Wednesday, February 15, 2012

Remembering Hank Locklin

I wanted to take a moment and remember one of the finest singers in the history of the Grand Ole Opry and that is Lawrence Hankins Locklin, known to all of us as Hank Locklin, who would have celebrated his 94th birthday today, February 15. Hank Locklin had one of the most pleasing and popular country music voices of the 1960s. Not only was he very popular in the United States, but he had a strong career in England and Ireland.

Hank was born on February 15, 1918 in McClellan, Florida. He grew up and attended school in Munson and was singing in amateur contests by the age of 10. He worked various jobs until accepting his first radio job in 1942, at WCOA in Pensacola. He also did radio shows in Panama City and Mobile.

After serving in the military he moved west and appeared on the Big D Jamboree in Dallas and then the Louisiana Hayride. He did some early recording on Decca Records before signing with Bill McCall's 4 Star label. His first hit was in 1949 with "The Same Sweet Girl" which made the top 10 in the country charts. His first number one record came in 1953 with "Let Me Be The One", after which he signed with RCA Records.

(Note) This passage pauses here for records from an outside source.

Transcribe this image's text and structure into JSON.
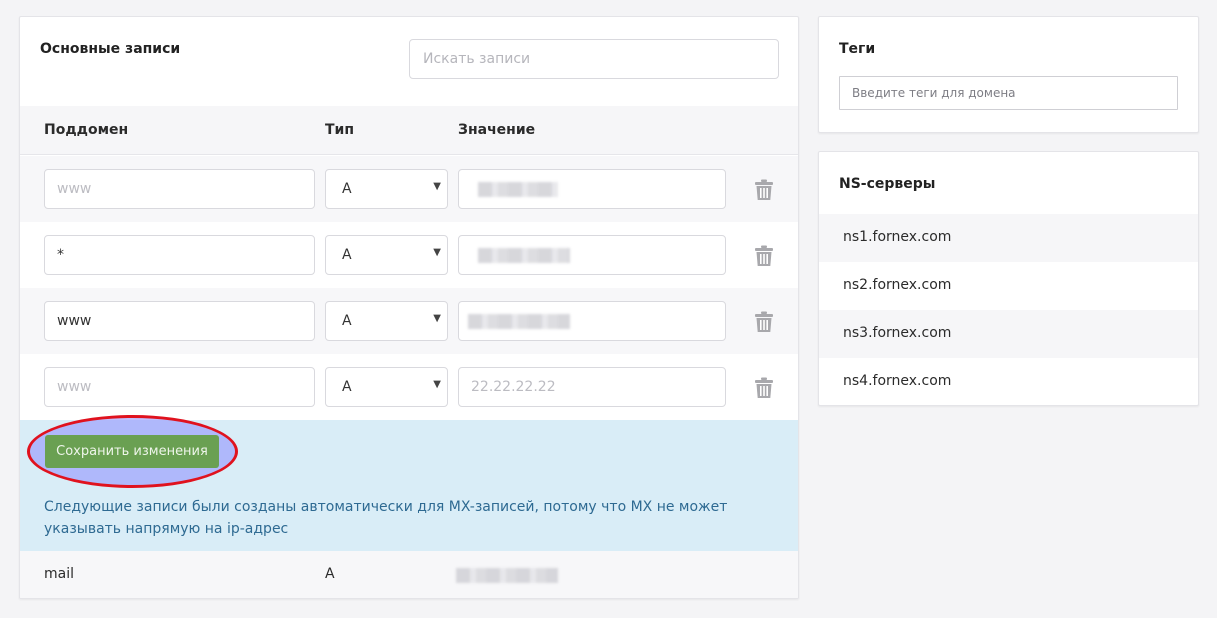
{
  "records_panel": {
    "title": "Основные записи",
    "search": {
      "placeholder": "Искать записи",
      "value": ""
    },
    "columns": {
      "subdomain": "Поддомен",
      "type": "Тип",
      "value": "Значение"
    },
    "rows": [
      {
        "subdomain": "",
        "subdomain_placeholder": "www",
        "type": "A",
        "value": "",
        "value_placeholder": "",
        "value_redacted": true
      },
      {
        "subdomain": "*",
        "subdomain_placeholder": "",
        "type": "A",
        "value": "",
        "value_placeholder": "",
        "value_redacted": true
      },
      {
        "subdomain": "www",
        "subdomain_placeholder": "",
        "type": "A",
        "value": "",
        "value_placeholder": "",
        "value_redacted": true
      },
      {
        "subdomain": "",
        "subdomain_placeholder": "www",
        "type": "A",
        "value": "",
        "value_placeholder": "22.22.22.22",
        "value_redacted": false
      }
    ],
    "save_label": "Сохранить изменения",
    "info_text": "Следующие записи были созданы автоматически для MX-записей, потому что MX не может указывать напрямую на ip-адрес",
    "auto_record": {
      "subdomain": "mail",
      "type": "A",
      "value_redacted": true
    }
  },
  "tags_panel": {
    "title": "Теги",
    "input_placeholder": "Введите теги для домена",
    "input_value": ""
  },
  "ns_panel": {
    "title": "NS-серверы",
    "servers": [
      "ns1.fornex.com",
      "ns2.fornex.com",
      "ns3.fornex.com",
      "ns4.fornex.com"
    ]
  },
  "colors": {
    "save_button": "#6aa052",
    "info_background": "#d9edf7",
    "info_text": "#2e6a92",
    "annotation_outline": "#e0121e"
  },
  "icons": {
    "delete": "trash-icon",
    "select": "chevron-down-icon"
  }
}
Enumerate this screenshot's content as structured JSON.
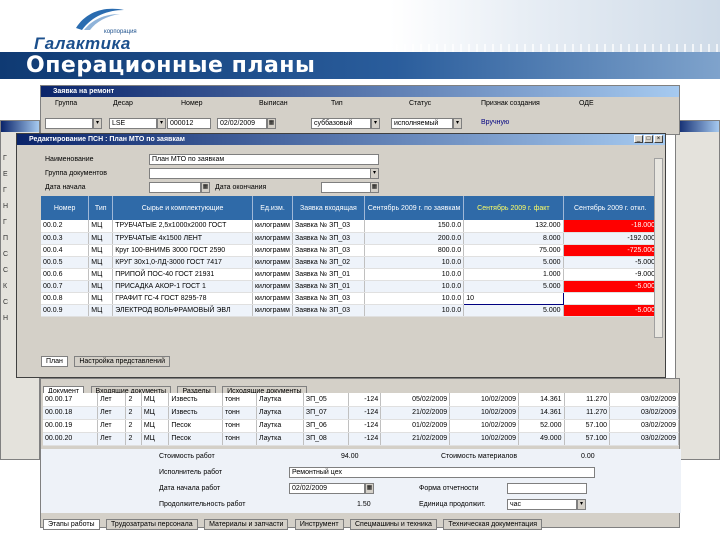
{
  "brand": {
    "logo_text": "Галактика",
    "logo_corp": "корпорация"
  },
  "slide_title": "Операционные планы",
  "zayavka_window": {
    "title": "Заявка на ремонт",
    "headers": [
      "Группа",
      "Десар",
      "Номер",
      "Выписан",
      "Тип",
      "Статус",
      "Признак создания",
      "ОДЕ"
    ],
    "row": {
      "group": "",
      "desar": "LSE",
      "number": "000012",
      "date": "02/02/2009",
      "type": "суббазовый",
      "status": "исполняемый",
      "creation": "Вручную"
    }
  },
  "psn_window": {
    "title": "Редактирование ПСН : План МТО по заявкам",
    "fields": {
      "name_label": "Наименование",
      "name_value": "План МТО по заявкам",
      "group_label": "Группа документов",
      "group_value": "",
      "start_label": "Дата начала",
      "start_value": "",
      "end_label": "Дата окончания",
      "end_value": ""
    },
    "columns": [
      "Номер",
      "Тип",
      "Сырье и комплектующие",
      "Ед.изм.",
      "Заявка входящая",
      "Сентябрь 2009 г. по заявкам",
      "Сентябрь 2009 г. факт",
      "Сентябрь 2009 г. откл."
    ],
    "rows": [
      [
        "00.0.2",
        "МЦ",
        "ТРУБЧАТЫЕ 2,5х1000х2000 ГОСТ",
        "килограмм",
        "Заявка № ЗП_03",
        "150.0.0",
        "132.000",
        "-18.000",
        "red"
      ],
      [
        "00.0.3",
        "МЦ",
        "ТРУБЧАТЫЕ 4х1500 ЛЕНТ",
        "килограмм",
        "Заявка № ЗП_03",
        "200.0.0",
        "8.000",
        "-192.000",
        "white"
      ],
      [
        "00.0.4",
        "МЦ",
        "Круг 100-ВНИМБ 3000 ГОСТ 2590",
        "килограмм",
        "Заявка № ЗП_03",
        "800.0.0",
        "75.000",
        "-725.000",
        "red"
      ],
      [
        "00.0.5",
        "МЦ",
        "КРУГ 30х1,0-ЛД-3000 ГОСТ 7417",
        "килограмм",
        "Заявка № ЗП_02",
        "10.0.0",
        "5.000",
        "-5.000",
        "white"
      ],
      [
        "00.0.6",
        "МЦ",
        "ПРИПОЙ ПОС-40 ГОСТ 21931",
        "килограмм",
        "Заявка № ЗП_01",
        "10.0.0",
        "1.000",
        "-9.000",
        "white"
      ],
      [
        "00.0.7",
        "МЦ",
        "ПРИСАДКА АКОР-1 ГОСТ 1",
        "килограмм",
        "Заявка № ЗП_01",
        "10.0.0",
        "5.000",
        "-5.000",
        "red"
      ],
      [
        "00.0.8",
        "МЦ",
        "ГРАФИТ ГС-4 ГОСТ 8295-78",
        "килограмм",
        "Заявка № ЗП_03",
        "10.0.0",
        "10",
        "",
        "selected"
      ],
      [
        "00.0.9",
        "МЦ",
        "ЭЛЕКТРОД ВОЛЬФРАМОВЫЙ ЭВЛ",
        "килограмм",
        "Заявка № ЗП_03",
        "10.0.0",
        "5.000",
        "-5.000",
        "red"
      ]
    ],
    "tabs": [
      "План",
      "Настройка представлений"
    ]
  },
  "main_window": {
    "tabs_upper": [
      "Документ",
      "Входящие документы",
      "Разделы",
      "Исходящие документы"
    ],
    "rows": [
      [
        "00.00.17",
        "Лет",
        "2",
        "МЦ",
        "Известь",
        "тонн",
        "Лаутка",
        "ЗП_05",
        "-124",
        "05/02/2009",
        "10/02/2009",
        "14.361",
        "11.270",
        "03/02/2009"
      ],
      [
        "00.00.18",
        "Лет",
        "2",
        "МЦ",
        "Известь",
        "тонн",
        "Лаутка",
        "ЗП_07",
        "-124",
        "21/02/2009",
        "10/02/2009",
        "14.361",
        "11.270",
        "03/02/2009"
      ],
      [
        "00.00.19",
        "Лет",
        "2",
        "МЦ",
        "Песок",
        "тонн",
        "Лаутка",
        "ЗП_06",
        "-124",
        "01/02/2009",
        "10/02/2009",
        "52.000",
        "57.100",
        "03/02/2009"
      ],
      [
        "00.00.20",
        "Лет",
        "2",
        "МЦ",
        "Песок",
        "тонн",
        "Лаутка",
        "ЗП_08",
        "-124",
        "21/02/2009",
        "10/02/2009",
        "49.000",
        "57.100",
        "03/02/2009"
      ]
    ],
    "form": {
      "cost_label": "Стоимость работ",
      "cost_value": "94.00",
      "material_label": "Стоимость материалов",
      "material_value": "0.00",
      "executor_label": "Исполнитель работ",
      "executor_value": "Ремонтный цех",
      "date_label": "Дата начала работ",
      "date_value": "02/02/2009",
      "form_label": "Форма отчетности",
      "form_value": "",
      "duration_label": "Продолжительность работ",
      "duration_value": "1.50",
      "unit_label": "Единица продолжит.",
      "unit_value": "час"
    },
    "tabs_bottom": [
      "Этапы работы",
      "Трудозатраты персонала",
      "Материалы и запчасти",
      "Инструмент",
      "Спецмашины и техника",
      "Техническая документация"
    ]
  },
  "colors": {
    "header_blue": "#2f6aa8",
    "alert_red": "#ff0000",
    "title_bar": "#0f3a73"
  }
}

His first RCA hit was "Why Baby, Why" followed by "Geisha Girl", which became a top 5 hit. From that point on, Hank would show up on the charts on a regular basis. In 1958, he had the first of his 2 major hits, "Send Me the Pillow That You Dream On", which was a top 5 hit. His biggest hit came in 1960 with, "Please Help Me, I'm Falling", which spent 14 weeks at #1 and was also a top 5 pop hit.

The success continued as Hank had 70 singles that made it onto the country charts, and he recorded 65 albums. He stayed with RCA until 1972, when he left to go to MGM. He stayed there for 3 years, finally moving to Plantation Records.

Hank joined the Grand Ole Opry on November 9, 1960. He would remain an Opry member until his death. While Hank was a regular performer on the Opry for most of his career, he prefered not to live in Nashville, but in Florida. In fact, his title was the honorary mayor of McClellan, Florida, and he was introduced that way many times on the Opry.

Hank's voice stayed strong right up until his death on March 8, 2009. Even in his later years, he was still recording new material. When he passed away at the age of 91, he was the Opry's oldest living member. Over the last decade of his life, Hank spent most of his time living in Brewton, Alabama, which is where he passed away. He would come up and do the Opry several times each yer, making his last scheduled appearance on Saturday September 8, 2007.

To remember Hank Locklin, here is the Opry line up from the night of his last scheduled appearance on the Grand Ole Opry:

6:30: Steve Wariner (host); Jesse McReynolds & The Virginia Boys; Wade Hayes
7:00: The Whites (host); Catherine Britt; Blue County
7:30: Jimmy C Newman (host); Dale Ann Bradley; Jennifer Hanson
8:00: Porter Wagoner (host); HANK LOCKLIN; Jeff Bates; Opry Square Dancers
8:30: John Conlee (host); Mel McDaniel; Buddy Jewel

Hank was one of those Opry members that had such a great voice and he had a fine career in country music.


  1. I enjoyed this Byron. One of my biggest highlights of my only trip to the Opry (so far), was seeing Hank. He sang, "Danny Boy" that night.

    I remember Jean Shepard (in her funny way of saying things) after Hank was done, "Now, how can I follow that".

  2. I always loved how he'd ask, "You love me, don't you?" He seemed like just a happy, wonderful man.

  3. I sent Hank a letter once asking if I could mail some of my LPs for him to autograph. One day I was sitting in my office at my desk and the phone rang. I picked it up and it was Hank Locklin calling to tell me he'd be glad to sign my albums and to visit. Classic. One of the reasons I'm an under 40 Opry Fan -- back when the Opry stars were real people and not some made-up wanna be rock stars who feel like fans are just an imposition. BTW/ I was the in balcony the night the Opry went back to the Ryan for the first time in 1999 -- I used to go the Opry a lot and have a lot of wonderful memories but I can honestly say when Hank Locklin sang "Danny Boy" that night, it gave me chills. (OldtimeOpry)

  4. Fred in Bismarck here:

    Thanks, Byron. I loved Hank, and you're right about him never losing that wonderful voice. He was blessed that way, as are only a few. (Porter is another who comes to mind.) I like his Plantation re-cuts even better than the RCA originals: the same knockout teardrop tenor, but arrangements that are more country.

  5. I heard and read in several interviews the reason why he had that wonderful tenor voice was because he never smoked or drank.